| Study material |
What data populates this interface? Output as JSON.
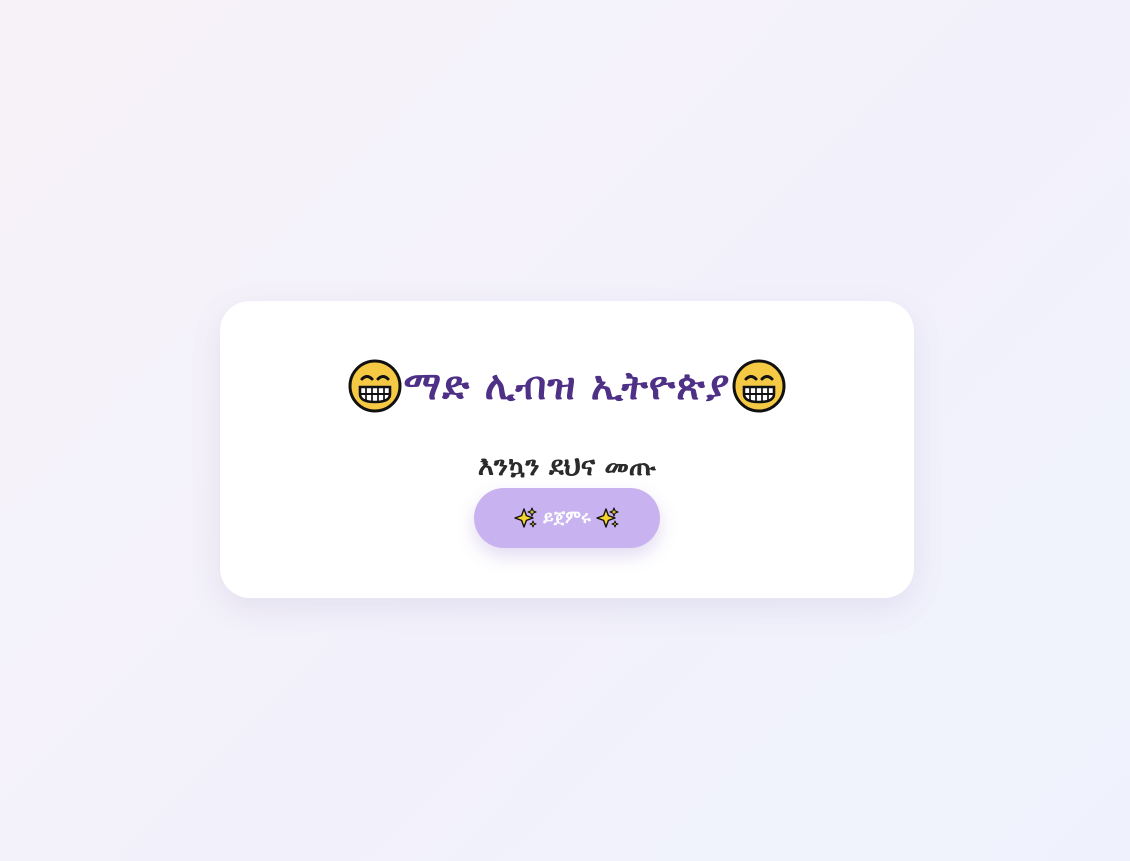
{
  "header": {
    "title": "ማድ ሊብዝ ኢትዮጵያ",
    "left_icon": "grinning-face-icon",
    "right_icon": "grinning-face-icon"
  },
  "subtitle": "እንኳን ደህና መጡ",
  "start_button": {
    "label": "ይጀምሩ",
    "left_icon": "sparkles-icon",
    "right_icon": "sparkles-icon"
  },
  "colors": {
    "title": "#4e3186",
    "subtitle": "#2b2b2b",
    "button_background": "#c8b2ef",
    "card_background": "#ffffff"
  }
}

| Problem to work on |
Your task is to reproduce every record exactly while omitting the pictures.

| Exercise output |
What data populates this interface? Output as JSON.
{
  "header": {
    "title": "ማድ ሊብዝ ኢትዮጵያ",
    "left_icon": "grinning-face-icon",
    "right_icon": "grinning-face-icon"
  },
  "subtitle": "እንኳን ደህና መጡ",
  "start_button": {
    "label": "ይጀምሩ",
    "left_icon": "sparkles-icon",
    "right_icon": "sparkles-icon"
  },
  "colors": {
    "title": "#4e3186",
    "subtitle": "#2b2b2b",
    "button_background": "#c8b2ef",
    "card_background": "#ffffff"
  }
}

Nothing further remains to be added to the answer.